Meeting with the Hokkaido Police (Doukei) took about 30 minutes, seventeen minutes spent with the police trying to get me to switch off my recording device (which they finally succeeded in doing, after three people warned me to remove the batteries for the sake of “privacy” and “ningen kankei” –or else they wouldn’t even accept my protest letter). Or rather, I met with Mr Kawabe, alone, just him and me (reporters were kept outside the building, on the public sidewalk outside the Doukei front gate; police in Japan can thus avoid any contact with the press) in a sequestered room inside the Doukei Soudan Madoguchi.
Our conversation lasted a little over thirty minutes, in which he made clear, inter alia (again, I was not allowed to record it) the following:
- They wouldn’t accept my letter as a “Letter of Protest” (kougibun). It would have to be a “Letter of Request” (youseibun). Whatever. Just take the darn thing.
- They don’t believe they’re targeting foreigners in particular. (And say as such in their official statements to the media. I pointed out that any good detective would not draw this conclusion after all the evidence presented.)
- They make no promises that they will answer any or all of the two questions I presented in writing (i.e. what criteria are they using to target people, and, how will they improve this so they aren’t merely targeting people who look foreign) at any time orally or in writing; and
- No reporters would be allowed entry into our tete-a-tete. This avoids any secondary witnesses to our conversation, or complete record of what was said between us. Mr Kawabe wasn’t even from the anti-terrorism department (despite his promises when I made an appointment the day before). All he could do is pass up the information without quotable comment to me (I said I would be writing a Japan Times column on this, and would welcome a comment to include in the article in writing by Friday. He indicated that would probably not happen.) Complete evasion of responsibility, plus enabled plausible deniability.
Mr Kawabe did in fact towards the end make a defense of targeting foreigners, in that foreigners might in fact be illegal workers or overstayers, so there was a need to keep them checked on a regular basis. He seemed to know NJ as criminals well, it seemed, but he knew next to nothing (as I asked, and I had to tell him) about the number of naturalized citizens, permanent residents, international marriages, or international children who fall into the grey area of “visibly foreign yet Japanese/earnest residents of Japan”. I think he understood my position, and even said that he’d wouldn’t have minded having a beer with me under different circumstances. Anyway, I received no meishi, and we shook hands as I departed to address the cameras and mikes waiting patiently outside.
The Press Conference at the Hokkaido Govt. Building (Douchou) Press Club took 35 minutes, about ten of them questions from the floor. I have made a recording of the entire thing, and you can listen to it without cuts (34 minutes–excerpting for my trip to the bathroom beforehand and the meishi exchange at the very end) from here:
(Photo credit–Hokkaido Shinbun)

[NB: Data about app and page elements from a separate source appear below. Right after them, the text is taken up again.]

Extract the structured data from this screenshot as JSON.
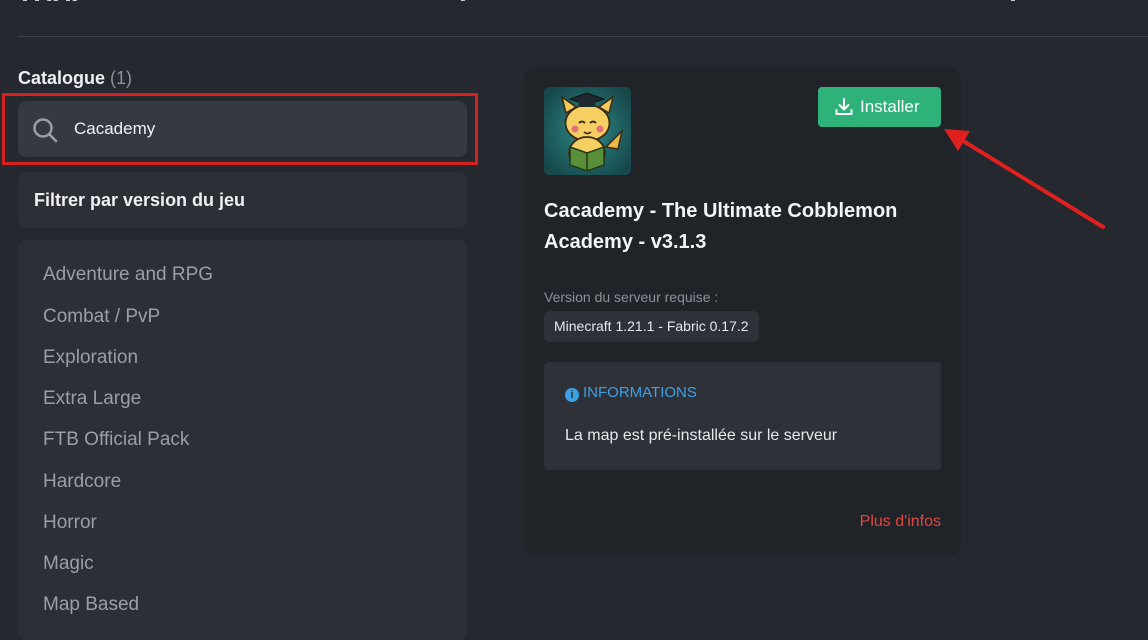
{
  "catalogue": {
    "title": "Catalogue",
    "count": "(1)"
  },
  "search": {
    "value": "Cacademy"
  },
  "filters": {
    "version_label": "Filtrer par version du jeu"
  },
  "categories": [
    "Adventure and RPG",
    "Combat / PvP",
    "Exploration",
    "Extra Large",
    "FTB Official Pack",
    "Hardcore",
    "Horror",
    "Magic",
    "Map Based"
  ],
  "modpack": {
    "title": "Cacademy - The Ultimate Cobblemon Academy - v3.1.3",
    "install_label": "Installer",
    "required_version_label": "Version du serveur requise :",
    "required_version": "Minecraft 1.21.1 - Fabric 0.17.2",
    "info_heading": "INFORMATIONS",
    "info_text": "La map est pré-installée sur le serveur",
    "more_info_label": "Plus d'infos"
  },
  "colors": {
    "background": "#25282e",
    "install_green": "#2fb27a",
    "info_blue": "#3ea0e4",
    "link_red": "#e2463f",
    "highlight_red": "#d4201f"
  },
  "icons": [
    "search-icon",
    "download-icon",
    "info-icon"
  ]
}
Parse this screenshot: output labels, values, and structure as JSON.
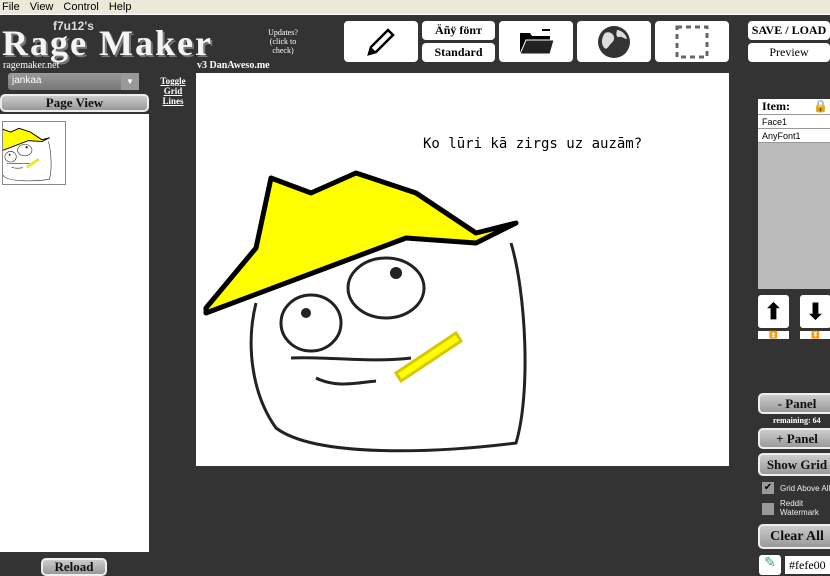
{
  "menu": [
    "File",
    "View",
    "Control",
    "Help"
  ],
  "header": {
    "subtitle": "f7u12's",
    "title": "Rage Maker",
    "site": "ragemaker.net",
    "updates": "Updates? (click to check)",
    "version": "v3  DanAweso.me"
  },
  "toolbar": {
    "pencil_icon": "pencil-icon",
    "font_top": "Äñÿ fönт",
    "font_bottom": "Standard",
    "folder_icon": "folder-icon",
    "globe_icon": "globe-icon",
    "select_icon": "dashed-square-icon",
    "save_load": "SAVE / LOAD",
    "preview": "Preview"
  },
  "left": {
    "dropdown_value": "jankaa",
    "page_view": "Page View",
    "toggle_grid": "Toggle Grid Lines",
    "reload": "Reload"
  },
  "canvas": {
    "text": "Ko lūri kā zirgs uz auzām?"
  },
  "right": {
    "item_header": "Item:",
    "items": [
      "Face1",
      "AnyFont1"
    ],
    "minus_panel": "- Panel",
    "remaining": "remaining: 64",
    "plus_panel": "+ Panel",
    "show_grid": "Show Grid",
    "grid_above": "Grid Above All",
    "grid_above_checked": true,
    "reddit_watermark": "Reddit Watermark",
    "reddit_checked": false,
    "clear_all": "Clear All",
    "color_value": "#fefe00"
  },
  "colors": {
    "background": "#333333",
    "hat": "#fefe00"
  }
}
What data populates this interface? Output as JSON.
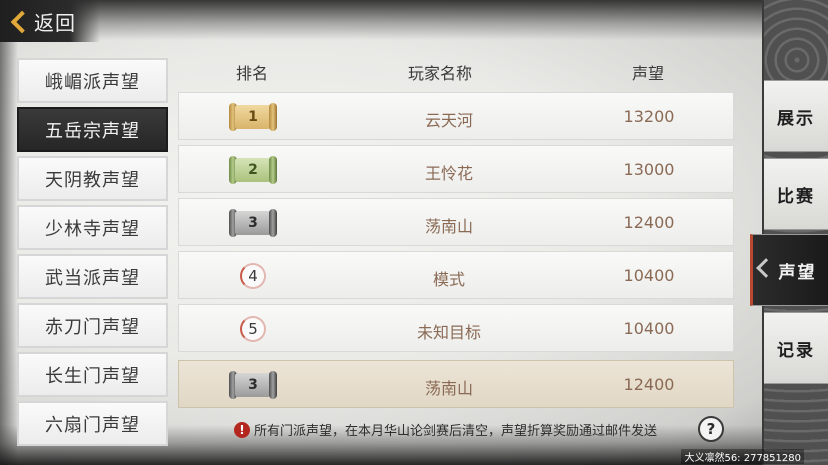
{
  "back": {
    "label": "返回"
  },
  "sects": [
    {
      "label": "峨嵋派声望",
      "active": false
    },
    {
      "label": "五岳宗声望",
      "active": true
    },
    {
      "label": "天阴教声望",
      "active": false
    },
    {
      "label": "少林寺声望",
      "active": false
    },
    {
      "label": "武当派声望",
      "active": false
    },
    {
      "label": "赤刀门声望",
      "active": false
    },
    {
      "label": "长生门声望",
      "active": false
    },
    {
      "label": "六扇门声望",
      "active": false
    }
  ],
  "table": {
    "headers": {
      "rank": "排名",
      "name": "玩家名称",
      "reputation": "声望"
    },
    "rows": [
      {
        "rank": "1",
        "badge": "gold-scroll",
        "name": "云天河",
        "reputation": "13200"
      },
      {
        "rank": "2",
        "badge": "green-scroll",
        "name": "王怜花",
        "reputation": "13000"
      },
      {
        "rank": "3",
        "badge": "silver-scroll",
        "name": "荡南山",
        "reputation": "12400"
      },
      {
        "rank": "4",
        "badge": "circle",
        "name": "模式",
        "reputation": "10400"
      },
      {
        "rank": "5",
        "badge": "circle",
        "name": "未知目标",
        "reputation": "10400"
      }
    ],
    "my_row": {
      "rank": "3",
      "badge": "silver-scroll",
      "name": "荡南山",
      "reputation": "12400"
    }
  },
  "notice": {
    "icon": "!",
    "text": "所有门派声望，在本月华山论剑赛后清空，声望折算奖励通过邮件发送"
  },
  "help": {
    "icon": "?"
  },
  "tabs": [
    {
      "label": "展示",
      "active": false
    },
    {
      "label": "比赛",
      "active": false
    },
    {
      "label": "声望",
      "active": true
    },
    {
      "label": "记录",
      "active": false
    }
  ],
  "watermark": "大义凛然56: 277851280"
}
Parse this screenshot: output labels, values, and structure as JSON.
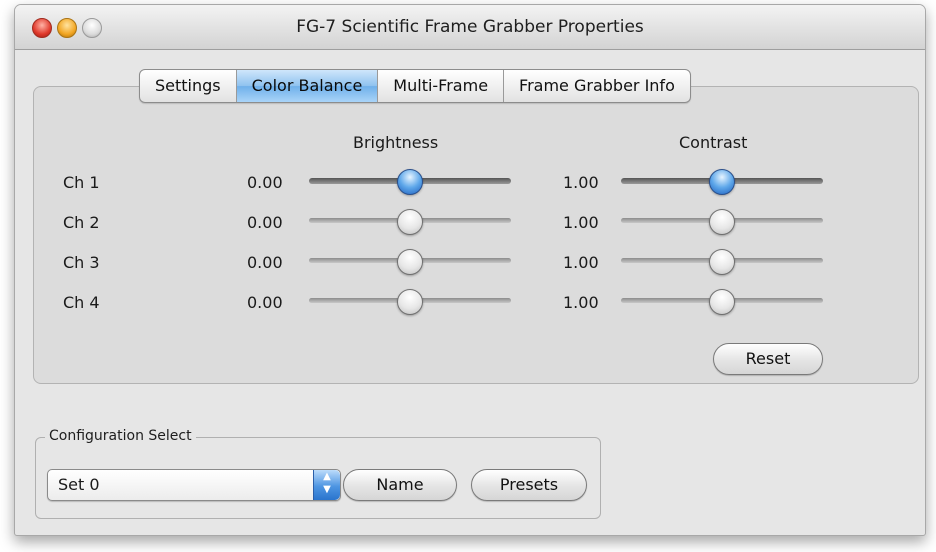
{
  "window": {
    "title": "FG-7 Scientific Frame Grabber Properties"
  },
  "tabs": [
    {
      "label": "Settings"
    },
    {
      "label": "Color Balance"
    },
    {
      "label": "Multi-Frame"
    },
    {
      "label": "Frame Grabber Info"
    }
  ],
  "selected_tab": "Color Balance",
  "columns": {
    "brightness": "Brightness",
    "contrast": "Contrast"
  },
  "channels": [
    {
      "label": "Ch 1",
      "brightness": "0.00",
      "contrast": "1.00"
    },
    {
      "label": "Ch 2",
      "brightness": "0.00",
      "contrast": "1.00"
    },
    {
      "label": "Ch 3",
      "brightness": "0.00",
      "contrast": "1.00"
    },
    {
      "label": "Ch 4",
      "brightness": "0.00",
      "contrast": "1.00"
    }
  ],
  "reset_label": "Reset",
  "config": {
    "group_title": "Configuration Select",
    "selected": "Set 0",
    "name_button": "Name",
    "presets_button": "Presets"
  },
  "colors": {
    "accent": "#5fa8ea",
    "selected_tab": "#8fc2ef"
  }
}
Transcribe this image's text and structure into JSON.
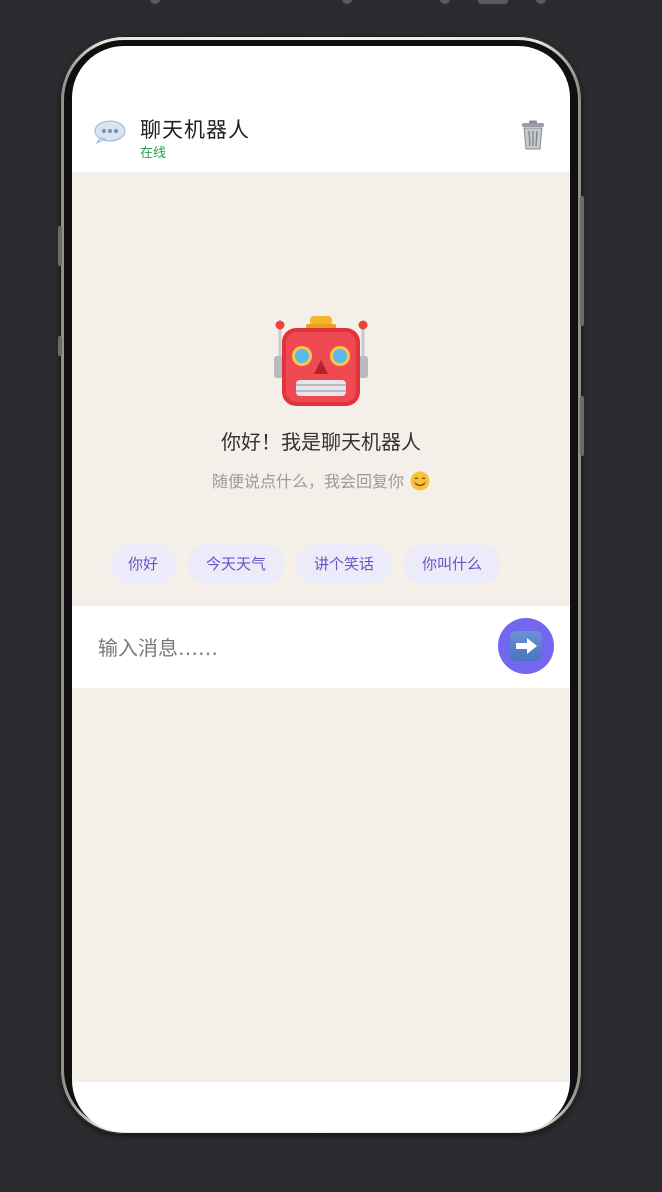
{
  "header": {
    "title": "聊天机器人",
    "status": "在线"
  },
  "welcome": {
    "greeting": "你好！我是聊天机器人",
    "subtitle": "随便说点什么，我会回复你"
  },
  "quick_replies": [
    {
      "label": "你好"
    },
    {
      "label": "今天天气"
    },
    {
      "label": "讲个笑话"
    },
    {
      "label": "你叫什么"
    }
  ],
  "composer": {
    "placeholder": "输入消息……",
    "value": ""
  },
  "colors": {
    "accent": "#7367f0",
    "online": "#1fa34a",
    "chip_bg": "#ecebfa",
    "chip_text": "#6654c6",
    "content_bg": "#f4efe9"
  },
  "icons": {
    "header_left": "speech-bubble-icon",
    "header_right": "trash-icon",
    "welcome": "robot-icon",
    "subtitle_emoji": "smile-icon",
    "send": "right-arrow-icon"
  }
}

(For the record, I hate listening to recordings of myself speaking Japanese in public–so much going through my mind–how to speak concisely, how to not show consternation whenever I speak about difficult topics, how to give both TV soundbites and newspaper quotes the reporters can work with, and all in a non-native tongue, which keeps tripping me up mid-sentence time and time again; damned hard work, this, and I’m envious of the Dave Spectors out there who can look composed and deliver under any circumstances.)
I think it went well, despite all my stuttering, broken Japanese in places, and reiterating points in concentric circles, in hopes of ultimately arriving at a sound bite for the TV cameras. In terms of press attention, it was the third-best press conference I’ve ever done (first and second were our Otaru Onsens Lower and High Court decision days, respectively), with all the major media in attendance (the room was filled with reporters, with at least four TV stations and all the major newspapers). Seemed to truly be the issue du jour this jour.
Meanwhile, eyes peeled for articles, everyone–if you see any, please post them (full text with links) in the comments section below. I have the feeling that a lot of people are getting sick of how expensive this Summit has gotten (think USD 700 million and counting, the lion’s share for security) and will perhaps latch onto this occasion to prove a point. Let’s hope so, anyway.
But with the Hokkaido Police’s attitude towards foreigners, accountability, and press scrutiny, pressure to reform won’t be coming from within.
You see, that’s three strikes now. First, the Airport ID Checks in 1998 and 2002 (and the demands for improvement made to the Kouan Iinkai and the Jinken Yougobu, which went completely unrequited), then the 2002 World Cup in which they made every NJ a potential hooligan, and now this with the Summit. Again, it’s a pattern from which we can now, even under mathematical definitions, triangulate.
Arudou Debito in Sapporo